From the perspective of the Holocaust, the story of Lithuania is one of the worst – 95% of the Jewish population perished, many killed by the local population – the first genocide of World War II took place here in 1941, leading to the adoption of the Final Solution.
But this is not another Holocaust story.
DOVID KATZ - Professor of Yiddish, Vilnius University
In one day alone, before the German arrival in 1941, 10, 000 Jews were rounded up by locals, and murdered. 70 years later this story is being erased in Lithuania.
RACHEL KOSTANIAN - Holocaust survivor, Deputy Director Vilnius Jewish Museum
The Lithuanian national narrative places itself as the ultimate victim of history – at the hands of the Soviets. To acknowledge the genocide against the Jews would cast a stain on a nascent nation establishing its identity.
FANIA BRANTSOVSKY - Jewish Partisan (1943-45) under investigation for war crimes
“It is very painful to see this place disappearing, but while I have any strength in my body I’m going to show that the Jews didn’t go like sheep to the slaughter. They resisted slaughter here.”
When British Australian Danny Ben-Moshe stumbled across the story in 2005 he was researching the death of his grandparents during WW2. While visiting the gravesite in Lithuania he was shocked at the lack of acknowledgement of the bald, hard truth about the annihilation of Lithuanian Jewry, and the lack of even the most basic acknowledgement of the rich cultural heritage. This qas the opposite of what has occurred in Poland and Germany.

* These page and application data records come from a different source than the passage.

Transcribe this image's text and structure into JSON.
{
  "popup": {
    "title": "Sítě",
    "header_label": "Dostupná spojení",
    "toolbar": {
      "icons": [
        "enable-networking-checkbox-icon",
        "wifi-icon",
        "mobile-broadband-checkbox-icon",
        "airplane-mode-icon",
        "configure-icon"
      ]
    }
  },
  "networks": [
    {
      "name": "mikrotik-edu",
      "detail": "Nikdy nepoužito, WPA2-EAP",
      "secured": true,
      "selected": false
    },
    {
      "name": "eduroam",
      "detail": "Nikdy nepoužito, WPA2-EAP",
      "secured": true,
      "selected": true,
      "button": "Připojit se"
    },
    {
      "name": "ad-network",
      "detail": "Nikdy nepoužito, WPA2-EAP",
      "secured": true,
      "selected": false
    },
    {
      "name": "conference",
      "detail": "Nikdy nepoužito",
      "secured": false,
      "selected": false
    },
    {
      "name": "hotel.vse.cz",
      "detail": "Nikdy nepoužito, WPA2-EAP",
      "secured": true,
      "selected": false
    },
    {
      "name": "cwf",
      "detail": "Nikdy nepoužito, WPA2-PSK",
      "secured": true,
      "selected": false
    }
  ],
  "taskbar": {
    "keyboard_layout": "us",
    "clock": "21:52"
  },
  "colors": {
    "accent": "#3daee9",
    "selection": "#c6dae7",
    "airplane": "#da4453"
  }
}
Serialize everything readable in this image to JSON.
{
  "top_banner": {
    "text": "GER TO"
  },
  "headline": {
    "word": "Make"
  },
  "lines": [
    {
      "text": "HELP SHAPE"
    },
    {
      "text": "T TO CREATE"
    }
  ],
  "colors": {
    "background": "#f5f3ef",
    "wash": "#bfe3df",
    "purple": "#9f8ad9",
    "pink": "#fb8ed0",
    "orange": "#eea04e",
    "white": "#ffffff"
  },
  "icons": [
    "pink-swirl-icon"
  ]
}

But mostly he was appalled at the emergence of ultra nationalist revisionists, and their campaign, coordinated by the Prime Ministers office. This was having success across the European Union but was somehow evading public attention and criticism.
DANNY BEN-MOSHE - Academic and film maker
“If mankind’s first industrial genocide is written out of history, it opens the door to other racists not only to rehabilitate Nazism but also to rewrite other histories they find inconvenient”
In 2004 Lithuania became part of the European Union. Their acceptance into the international community provided a safet place for them to advance their campaign. Politically adept, and highly educated, today’s protagonists are not skinheads. Today’s ultranationalists are sophisticated and charming, using the political system to achieve their ends.
Passionate that history shouldn’t repeat itself, Danny set about to find a mechanism to keep the truth alive, and finds himself inextricably linked to Dovid, Fania and Rachel. This is their story.